Politics 1A: Introduction to Politics POLITIC1001

  • Academic Session: 2019-20
  • School: School of Social and Political Sciences
  • Credits: 20
  • Level: Level 1 (SCQF level 7)
  • Typically Offered: Semester 1
  • Available to Visiting Students: Yes
  • Available to Erasmus Students: Yes

Short Description

The course will introduce students to politics by focusing on institutional structures in the United Kingdom, with a look at concepts and issues that will include elections, political parties and organised interests. A multilevel governance approach will examine politics across Scotland and the UK, as well as explore Britain's global role in international organisations. 

Timetable

Lectures: Tuesday, Wednesday, Thursday, 1-2pm.
Tutorials:
As required

Requirements of Entry

None

Excluded Courses


None

Co-requisites

None

Assessment

Final Examination (60%)
Class Essay (3
0%)
Tutorial Performance (10%)

Main Assessment In: December

Course Aims

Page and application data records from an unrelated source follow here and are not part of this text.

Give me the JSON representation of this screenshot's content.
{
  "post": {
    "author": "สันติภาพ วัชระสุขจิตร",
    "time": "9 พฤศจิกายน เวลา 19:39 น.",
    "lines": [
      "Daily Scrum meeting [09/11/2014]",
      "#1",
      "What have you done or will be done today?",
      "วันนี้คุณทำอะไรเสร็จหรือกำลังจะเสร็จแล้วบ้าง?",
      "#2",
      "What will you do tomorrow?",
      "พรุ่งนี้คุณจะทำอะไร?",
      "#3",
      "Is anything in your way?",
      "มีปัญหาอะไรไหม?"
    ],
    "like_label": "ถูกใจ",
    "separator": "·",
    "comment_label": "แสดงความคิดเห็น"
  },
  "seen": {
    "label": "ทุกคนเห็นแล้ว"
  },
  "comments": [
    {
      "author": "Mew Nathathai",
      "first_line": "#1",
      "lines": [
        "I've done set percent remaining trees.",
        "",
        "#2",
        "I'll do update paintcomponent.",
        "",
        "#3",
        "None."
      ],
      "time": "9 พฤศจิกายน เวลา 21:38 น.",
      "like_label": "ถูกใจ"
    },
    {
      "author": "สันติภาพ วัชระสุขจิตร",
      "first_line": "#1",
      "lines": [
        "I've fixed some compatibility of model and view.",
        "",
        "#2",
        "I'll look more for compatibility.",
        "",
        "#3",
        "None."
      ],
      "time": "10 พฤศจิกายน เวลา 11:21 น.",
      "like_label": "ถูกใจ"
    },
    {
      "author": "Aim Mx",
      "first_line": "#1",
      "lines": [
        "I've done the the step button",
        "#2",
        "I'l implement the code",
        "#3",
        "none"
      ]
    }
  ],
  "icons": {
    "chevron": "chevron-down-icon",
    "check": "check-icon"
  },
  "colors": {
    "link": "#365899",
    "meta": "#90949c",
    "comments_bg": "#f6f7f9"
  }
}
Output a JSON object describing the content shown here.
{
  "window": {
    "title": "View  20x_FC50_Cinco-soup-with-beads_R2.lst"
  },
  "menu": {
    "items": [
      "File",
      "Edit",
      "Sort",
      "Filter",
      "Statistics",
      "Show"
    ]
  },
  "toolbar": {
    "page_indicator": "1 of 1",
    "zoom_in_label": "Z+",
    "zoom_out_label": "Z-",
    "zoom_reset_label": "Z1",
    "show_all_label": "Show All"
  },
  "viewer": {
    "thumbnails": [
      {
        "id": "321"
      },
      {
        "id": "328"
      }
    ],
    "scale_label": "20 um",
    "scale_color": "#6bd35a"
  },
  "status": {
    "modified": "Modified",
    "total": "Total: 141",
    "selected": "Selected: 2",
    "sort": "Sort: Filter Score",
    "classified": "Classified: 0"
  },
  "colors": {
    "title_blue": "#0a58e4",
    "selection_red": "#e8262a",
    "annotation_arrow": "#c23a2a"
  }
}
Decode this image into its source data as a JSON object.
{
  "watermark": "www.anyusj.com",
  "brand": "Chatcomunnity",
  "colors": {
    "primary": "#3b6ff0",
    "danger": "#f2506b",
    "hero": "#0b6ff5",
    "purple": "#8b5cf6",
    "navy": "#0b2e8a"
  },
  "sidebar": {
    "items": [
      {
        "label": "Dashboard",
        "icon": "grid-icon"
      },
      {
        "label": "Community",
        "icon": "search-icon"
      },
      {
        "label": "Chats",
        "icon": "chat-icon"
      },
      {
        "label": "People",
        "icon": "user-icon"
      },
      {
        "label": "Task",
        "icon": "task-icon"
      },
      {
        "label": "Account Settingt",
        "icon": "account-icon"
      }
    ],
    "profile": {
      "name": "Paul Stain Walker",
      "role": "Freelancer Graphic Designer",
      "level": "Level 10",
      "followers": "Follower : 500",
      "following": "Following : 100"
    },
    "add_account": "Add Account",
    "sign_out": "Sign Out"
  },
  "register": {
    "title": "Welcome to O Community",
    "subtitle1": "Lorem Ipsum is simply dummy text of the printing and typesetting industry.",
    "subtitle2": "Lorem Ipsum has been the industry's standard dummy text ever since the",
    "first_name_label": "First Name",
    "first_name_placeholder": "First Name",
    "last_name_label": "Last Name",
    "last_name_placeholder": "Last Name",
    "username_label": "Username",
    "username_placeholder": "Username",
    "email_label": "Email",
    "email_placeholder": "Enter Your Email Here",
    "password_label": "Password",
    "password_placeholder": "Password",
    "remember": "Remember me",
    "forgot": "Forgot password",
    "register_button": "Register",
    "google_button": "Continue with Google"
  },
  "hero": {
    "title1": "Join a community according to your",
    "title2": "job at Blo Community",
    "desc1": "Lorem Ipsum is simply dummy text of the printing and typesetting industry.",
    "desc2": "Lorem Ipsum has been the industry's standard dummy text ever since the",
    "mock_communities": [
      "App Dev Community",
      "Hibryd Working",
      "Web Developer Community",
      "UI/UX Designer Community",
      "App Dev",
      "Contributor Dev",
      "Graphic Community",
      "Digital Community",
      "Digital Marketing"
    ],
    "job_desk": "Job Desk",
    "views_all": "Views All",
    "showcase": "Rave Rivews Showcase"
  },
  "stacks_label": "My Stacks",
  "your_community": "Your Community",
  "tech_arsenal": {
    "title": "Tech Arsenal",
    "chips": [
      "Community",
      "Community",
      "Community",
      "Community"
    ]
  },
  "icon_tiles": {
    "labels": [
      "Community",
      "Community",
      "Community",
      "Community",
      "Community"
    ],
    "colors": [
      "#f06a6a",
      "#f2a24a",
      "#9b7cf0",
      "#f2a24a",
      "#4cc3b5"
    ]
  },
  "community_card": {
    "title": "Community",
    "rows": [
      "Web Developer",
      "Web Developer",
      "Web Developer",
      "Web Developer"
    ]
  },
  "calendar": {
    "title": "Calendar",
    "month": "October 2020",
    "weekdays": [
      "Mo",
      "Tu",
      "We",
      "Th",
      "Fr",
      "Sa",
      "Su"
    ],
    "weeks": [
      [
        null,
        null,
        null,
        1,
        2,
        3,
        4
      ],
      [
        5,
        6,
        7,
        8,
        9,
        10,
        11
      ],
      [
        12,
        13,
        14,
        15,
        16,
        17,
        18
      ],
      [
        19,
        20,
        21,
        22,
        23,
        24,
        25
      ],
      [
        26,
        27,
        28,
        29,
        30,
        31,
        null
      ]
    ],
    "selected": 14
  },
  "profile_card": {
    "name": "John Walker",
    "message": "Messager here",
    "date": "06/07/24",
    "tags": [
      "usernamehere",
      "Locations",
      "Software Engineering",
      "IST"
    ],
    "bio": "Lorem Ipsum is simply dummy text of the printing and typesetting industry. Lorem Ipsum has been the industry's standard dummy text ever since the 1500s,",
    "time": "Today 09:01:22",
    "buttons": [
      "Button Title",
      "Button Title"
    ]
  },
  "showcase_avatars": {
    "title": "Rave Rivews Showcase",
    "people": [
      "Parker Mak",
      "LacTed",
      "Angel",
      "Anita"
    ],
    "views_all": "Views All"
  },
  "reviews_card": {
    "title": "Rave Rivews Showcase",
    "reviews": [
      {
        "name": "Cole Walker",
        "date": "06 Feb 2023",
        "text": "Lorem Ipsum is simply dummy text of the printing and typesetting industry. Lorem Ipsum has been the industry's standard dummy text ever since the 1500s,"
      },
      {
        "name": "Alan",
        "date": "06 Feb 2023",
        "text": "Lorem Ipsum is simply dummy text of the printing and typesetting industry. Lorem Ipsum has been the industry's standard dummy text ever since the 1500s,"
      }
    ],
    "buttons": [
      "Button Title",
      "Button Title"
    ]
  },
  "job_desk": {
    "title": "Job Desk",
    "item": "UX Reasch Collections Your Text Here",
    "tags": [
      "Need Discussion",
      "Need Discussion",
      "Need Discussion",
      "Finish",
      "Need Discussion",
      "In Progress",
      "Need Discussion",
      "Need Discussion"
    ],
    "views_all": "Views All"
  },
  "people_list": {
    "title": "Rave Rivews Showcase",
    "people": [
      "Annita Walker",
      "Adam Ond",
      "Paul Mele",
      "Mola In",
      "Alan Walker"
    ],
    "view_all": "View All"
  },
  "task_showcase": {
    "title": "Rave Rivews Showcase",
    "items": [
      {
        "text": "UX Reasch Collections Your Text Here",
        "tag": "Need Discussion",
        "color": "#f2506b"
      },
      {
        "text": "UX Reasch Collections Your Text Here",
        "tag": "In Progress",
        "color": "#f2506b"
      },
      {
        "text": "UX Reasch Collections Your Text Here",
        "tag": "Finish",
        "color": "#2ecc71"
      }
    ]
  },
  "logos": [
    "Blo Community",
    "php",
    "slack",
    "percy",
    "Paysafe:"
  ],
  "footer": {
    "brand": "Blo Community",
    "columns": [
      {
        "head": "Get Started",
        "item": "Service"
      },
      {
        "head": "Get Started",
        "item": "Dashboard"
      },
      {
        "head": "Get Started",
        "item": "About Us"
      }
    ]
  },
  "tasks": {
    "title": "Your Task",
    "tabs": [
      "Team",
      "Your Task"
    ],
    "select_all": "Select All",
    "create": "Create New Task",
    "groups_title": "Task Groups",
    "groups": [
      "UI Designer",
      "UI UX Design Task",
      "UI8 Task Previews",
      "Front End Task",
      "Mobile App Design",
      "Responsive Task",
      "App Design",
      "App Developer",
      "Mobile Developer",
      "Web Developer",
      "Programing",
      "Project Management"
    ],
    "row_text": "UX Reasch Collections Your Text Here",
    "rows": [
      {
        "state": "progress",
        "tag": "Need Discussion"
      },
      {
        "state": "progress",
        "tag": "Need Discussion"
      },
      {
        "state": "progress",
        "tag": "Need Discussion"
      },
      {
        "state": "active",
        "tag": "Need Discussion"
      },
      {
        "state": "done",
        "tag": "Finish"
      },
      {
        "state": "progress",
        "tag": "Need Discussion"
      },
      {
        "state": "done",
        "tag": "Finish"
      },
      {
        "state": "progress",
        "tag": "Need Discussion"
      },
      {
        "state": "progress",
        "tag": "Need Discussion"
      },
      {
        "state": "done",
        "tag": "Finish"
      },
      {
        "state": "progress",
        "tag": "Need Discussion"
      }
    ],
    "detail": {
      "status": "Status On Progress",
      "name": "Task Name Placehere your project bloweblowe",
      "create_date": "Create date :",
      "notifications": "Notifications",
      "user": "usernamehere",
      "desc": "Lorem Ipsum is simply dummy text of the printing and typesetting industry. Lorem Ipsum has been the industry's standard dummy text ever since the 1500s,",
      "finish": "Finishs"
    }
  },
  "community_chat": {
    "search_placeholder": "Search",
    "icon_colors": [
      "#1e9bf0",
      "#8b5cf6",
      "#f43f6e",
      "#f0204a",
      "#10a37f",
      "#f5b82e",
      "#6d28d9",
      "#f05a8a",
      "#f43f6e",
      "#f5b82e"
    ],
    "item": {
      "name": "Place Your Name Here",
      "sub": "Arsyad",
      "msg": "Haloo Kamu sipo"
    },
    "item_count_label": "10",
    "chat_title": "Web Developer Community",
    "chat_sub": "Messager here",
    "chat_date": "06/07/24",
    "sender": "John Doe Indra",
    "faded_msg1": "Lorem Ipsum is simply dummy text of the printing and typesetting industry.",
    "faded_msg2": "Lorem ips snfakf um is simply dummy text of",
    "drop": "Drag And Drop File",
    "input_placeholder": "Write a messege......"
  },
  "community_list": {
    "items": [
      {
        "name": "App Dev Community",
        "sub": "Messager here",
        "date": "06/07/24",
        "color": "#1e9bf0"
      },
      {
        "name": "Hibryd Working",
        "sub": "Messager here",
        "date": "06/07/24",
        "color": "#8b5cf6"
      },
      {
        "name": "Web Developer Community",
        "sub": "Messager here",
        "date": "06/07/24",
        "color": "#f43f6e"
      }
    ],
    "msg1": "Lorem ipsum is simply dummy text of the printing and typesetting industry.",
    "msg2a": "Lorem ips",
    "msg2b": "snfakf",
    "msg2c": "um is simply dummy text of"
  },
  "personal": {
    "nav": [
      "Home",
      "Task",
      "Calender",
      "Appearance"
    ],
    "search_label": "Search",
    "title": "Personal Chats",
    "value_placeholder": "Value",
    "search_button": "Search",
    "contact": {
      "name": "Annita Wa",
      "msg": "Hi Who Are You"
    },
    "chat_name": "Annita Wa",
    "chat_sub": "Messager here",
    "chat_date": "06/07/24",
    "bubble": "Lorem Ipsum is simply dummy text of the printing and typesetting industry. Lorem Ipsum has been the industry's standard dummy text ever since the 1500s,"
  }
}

The aim of this course is to introduce students to the fundamentals of politics by exploring basic political concepts and themes in a British context. In the process of exploring these basic concepts and themes, students will be exposed to the core components of British and Scottish politics, including political institutions and organisations - plus various forms of political participation. Students will also learn about the international organisations the UK is associated with, facilitating a better understanding of Britain's global role and the links between domestic and international politics.

Intended Learning Outcomes of Course

Course-specific ILOs:
Students should work to attain the following abilities before undergoing summative assessment:

(a) to identify the key institutional
components of a liberal-democratic political systems, and to distinguish the primary from the secondary functions of political institutions;
(b) to isolate, and to compare, the effects individuals have on political institutions, and the effects that instit
utions have on individuals;
(c) to distinguish empirical and normative political arguments;

(d) to analyse political concepts and theories;

(e) to apply those political concepts and theories to 'real world' examples and case studies;

(f) to interpret quant
itative evidence.

Minimum Requirement for Award of Credits

Submission of the course essay and completion of the examination. Achievement of a minimum of Grade G.